BEGIN SOURCE DATA
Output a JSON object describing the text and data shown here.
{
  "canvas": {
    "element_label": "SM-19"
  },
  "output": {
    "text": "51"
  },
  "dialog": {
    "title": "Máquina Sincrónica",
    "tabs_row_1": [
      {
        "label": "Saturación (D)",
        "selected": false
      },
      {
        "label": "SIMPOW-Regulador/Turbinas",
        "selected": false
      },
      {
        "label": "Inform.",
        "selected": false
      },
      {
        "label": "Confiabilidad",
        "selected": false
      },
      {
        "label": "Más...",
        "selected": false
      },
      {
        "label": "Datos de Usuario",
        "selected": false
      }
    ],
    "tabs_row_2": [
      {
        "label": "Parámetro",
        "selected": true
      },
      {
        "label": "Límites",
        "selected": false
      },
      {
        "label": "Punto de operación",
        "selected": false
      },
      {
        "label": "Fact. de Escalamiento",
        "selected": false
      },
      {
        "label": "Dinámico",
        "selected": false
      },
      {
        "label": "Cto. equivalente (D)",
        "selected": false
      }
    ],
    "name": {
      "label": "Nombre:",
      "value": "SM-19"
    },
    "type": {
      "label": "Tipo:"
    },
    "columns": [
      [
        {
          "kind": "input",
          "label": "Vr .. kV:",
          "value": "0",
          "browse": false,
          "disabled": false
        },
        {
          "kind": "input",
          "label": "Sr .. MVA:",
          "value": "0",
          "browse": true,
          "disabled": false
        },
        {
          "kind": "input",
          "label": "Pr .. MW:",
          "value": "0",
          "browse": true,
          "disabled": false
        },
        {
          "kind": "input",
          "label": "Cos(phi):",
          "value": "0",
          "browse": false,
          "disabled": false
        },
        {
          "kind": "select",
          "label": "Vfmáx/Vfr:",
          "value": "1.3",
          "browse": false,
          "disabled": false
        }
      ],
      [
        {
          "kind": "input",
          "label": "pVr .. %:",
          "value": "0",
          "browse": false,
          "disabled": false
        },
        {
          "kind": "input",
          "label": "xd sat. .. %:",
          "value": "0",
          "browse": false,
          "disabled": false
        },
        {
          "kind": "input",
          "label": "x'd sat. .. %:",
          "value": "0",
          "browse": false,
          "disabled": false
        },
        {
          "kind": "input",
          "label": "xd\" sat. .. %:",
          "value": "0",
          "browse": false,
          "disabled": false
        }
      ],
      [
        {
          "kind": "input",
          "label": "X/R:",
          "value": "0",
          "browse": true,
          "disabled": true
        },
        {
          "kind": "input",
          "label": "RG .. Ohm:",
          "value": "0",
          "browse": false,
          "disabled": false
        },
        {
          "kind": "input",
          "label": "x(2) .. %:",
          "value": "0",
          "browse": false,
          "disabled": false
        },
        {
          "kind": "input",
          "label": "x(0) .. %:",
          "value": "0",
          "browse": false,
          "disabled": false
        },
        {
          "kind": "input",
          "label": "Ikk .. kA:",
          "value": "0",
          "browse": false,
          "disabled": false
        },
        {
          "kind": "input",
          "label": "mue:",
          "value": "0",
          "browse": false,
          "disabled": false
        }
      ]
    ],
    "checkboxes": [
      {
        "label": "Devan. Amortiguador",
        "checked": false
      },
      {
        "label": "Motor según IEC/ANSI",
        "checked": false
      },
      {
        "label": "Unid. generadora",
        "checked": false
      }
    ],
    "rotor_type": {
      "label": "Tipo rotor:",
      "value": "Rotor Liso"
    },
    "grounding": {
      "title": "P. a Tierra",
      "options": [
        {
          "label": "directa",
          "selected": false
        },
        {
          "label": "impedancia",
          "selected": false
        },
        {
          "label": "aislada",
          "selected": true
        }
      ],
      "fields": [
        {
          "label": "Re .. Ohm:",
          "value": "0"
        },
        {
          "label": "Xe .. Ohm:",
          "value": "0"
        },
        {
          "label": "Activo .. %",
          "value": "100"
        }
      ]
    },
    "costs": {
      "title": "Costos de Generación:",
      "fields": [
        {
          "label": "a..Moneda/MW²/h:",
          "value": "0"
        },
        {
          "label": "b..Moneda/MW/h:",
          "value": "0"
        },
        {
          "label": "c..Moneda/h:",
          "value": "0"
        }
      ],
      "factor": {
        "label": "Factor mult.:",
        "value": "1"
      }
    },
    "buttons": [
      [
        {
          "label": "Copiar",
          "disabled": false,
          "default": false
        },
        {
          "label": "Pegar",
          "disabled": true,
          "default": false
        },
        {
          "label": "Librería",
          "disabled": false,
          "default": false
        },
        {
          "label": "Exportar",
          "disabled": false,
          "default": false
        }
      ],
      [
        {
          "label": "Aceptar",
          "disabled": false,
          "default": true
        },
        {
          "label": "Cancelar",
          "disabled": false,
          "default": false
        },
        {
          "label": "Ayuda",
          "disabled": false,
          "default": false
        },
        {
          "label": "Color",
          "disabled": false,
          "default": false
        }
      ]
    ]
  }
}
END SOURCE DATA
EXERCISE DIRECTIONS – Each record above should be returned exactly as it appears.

PROBLEM SOLUTION –
Output a JSON object describing the text and data shown here.
{
  "canvas": {
    "element_label": "SM-19"
  },
  "output": {
    "text": "51"
  },
  "dialog": {
    "title": "Máquina Sincrónica",
    "tabs_row_1": [
      {
        "label": "Saturación (D)",
        "selected": false
      },
      {
        "label": "SIMPOW-Regulador/Turbinas",
        "selected": false
      },
      {
        "label": "Inform.",
        "selected": false
      },
      {
        "label": "Confiabilidad",
        "selected": false
      },
      {
        "label": "Más...",
        "selected": false
      },
      {
        "label": "Datos de Usuario",
        "selected": false
      }
    ],
    "tabs_row_2": [
      {
        "label": "Parámetro",
        "selected": true
      },
      {
        "label": "Límites",
        "selected": false
      },
      {
        "label": "Punto de operación",
        "selected": false
      },
      {
        "label": "Fact. de Escalamiento",
        "selected": false
      },
      {
        "label": "Dinámico",
        "selected": false
      },
      {
        "label": "Cto. equivalente (D)",
        "selected": false
      }
    ],
    "name": {
      "label": "Nombre:",
      "value": "SM-19"
    },
    "type": {
      "label": "Tipo:"
    },
    "columns": [
      [
        {
          "kind": "input",
          "label": "Vr .. kV:",
          "value": "0",
          "browse": false,
          "disabled": false
        },
        {
          "kind": "input",
          "label": "Sr .. MVA:",
          "value": "0",
          "browse": true,
          "disabled": false
        },
        {
          "kind": "input",
          "label": "Pr .. MW:",
          "value": "0",
          "browse": true,
          "disabled": false
        },
        {
          "kind": "input",
          "label": "Cos(phi):",
          "value": "0",
          "browse": false,
          "disabled": false
        },
        {
          "kind": "select",
          "label": "Vfmáx/Vfr:",
          "value": "1.3",
          "browse": false,
          "disabled": false
        }
      ],
      [
        {
          "kind": "input",
          "label": "pVr .. %:",
          "value": "0",
          "browse": false,
          "disabled": false
        },
        {
          "kind": "input",
          "label": "xd sat. .. %:",
          "value": "0",
          "browse": false,
          "disabled": false
        },
        {
          "kind": "input",
          "label": "x'd sat. .. %:",
          "value": "0",
          "browse": false,
          "disabled": false
        },
        {
          "kind": "input",
          "label": "xd\" sat. .. %:",
          "value": "0",
          "browse": false,
          "disabled": false
        }
      ],
      [
        {
          "kind": "input",
          "label": "X/R:",
          "value": "0",
          "browse": true,
          "disabled": true
        },
        {
          "kind": "input",
          "label": "RG .. Ohm:",
          "value": "0",
          "browse": false,
          "disabled": false
        },
        {
          "kind": "input",
          "label": "x(2) .. %:",
          "value": "0",
          "browse": false,
          "disabled": false
        },
        {
          "kind": "input",
          "label": "x(0) .. %:",
          "value": "0",
          "browse": false,
          "disabled": false
        },
        {
          "kind": "input",
          "label": "Ikk .. kA:",
          "value": "0",
          "browse": false,
          "disabled": false
        },
        {
          "kind": "input",
          "label": "mue:",
          "value": "0",
          "browse": false,
          "disabled": false
        }
      ]
    ],
    "checkboxes": [
      {
        "label": "Devan. Amortiguador",
        "checked": false
      },
      {
        "label": "Motor según IEC/ANSI",
        "checked": false
      },
      {
        "label": "Unid. generadora",
        "checked": false
      }
    ],
    "rotor_type": {
      "label": "Tipo rotor:",
      "value": "Rotor Liso"
    },
    "grounding": {
      "title": "P. a Tierra",
      "options": [
        {
          "label": "directa",
          "selected": false
        },
        {
          "label": "impedancia",
          "selected": false
        },
        {
          "label": "aislada",
          "selected": true
        }
      ],
      "fields": [
        {
          "label": "Re .. Ohm:",
          "value": "0"
        },
        {
          "label": "Xe .. Ohm:",
          "value": "0"
        },
        {
          "label": "Activo .. %",
          "value": "100"
        }
      ]
    },
    "costs": {
      "title": "Costos de Generación:",
      "fields": [
        {
          "label": "a..Moneda/MW²/h:",
          "value": "0"
        },
        {
          "label": "b..Moneda/MW/h:",
          "value": "0"
        },
        {
          "label": "c..Moneda/h:",
          "value": "0"
        }
      ],
      "factor": {
        "label": "Factor mult.:",
        "value": "1"
      }
    },
    "buttons": [
      [
        {
          "label": "Copiar",
          "disabled": false,
          "default": false
        },
        {
          "label": "Pegar",
          "disabled": true,
          "default": false
        },
        {
          "label": "Librería",
          "disabled": false,
          "default": false
        },
        {
          "label": "Exportar",
          "disabled": false,
          "default": false
        }
      ],
      [
        {
          "label": "Aceptar",
          "disabled": false,
          "default": true
        },
        {
          "label": "Cancelar",
          "disabled": false,
          "default": false
        },
        {
          "label": "Ayuda",
          "disabled": false,
          "default": false
        },
        {
          "label": "Color",
          "disabled": false,
          "default": false
        }
      ]
    ]
  }
}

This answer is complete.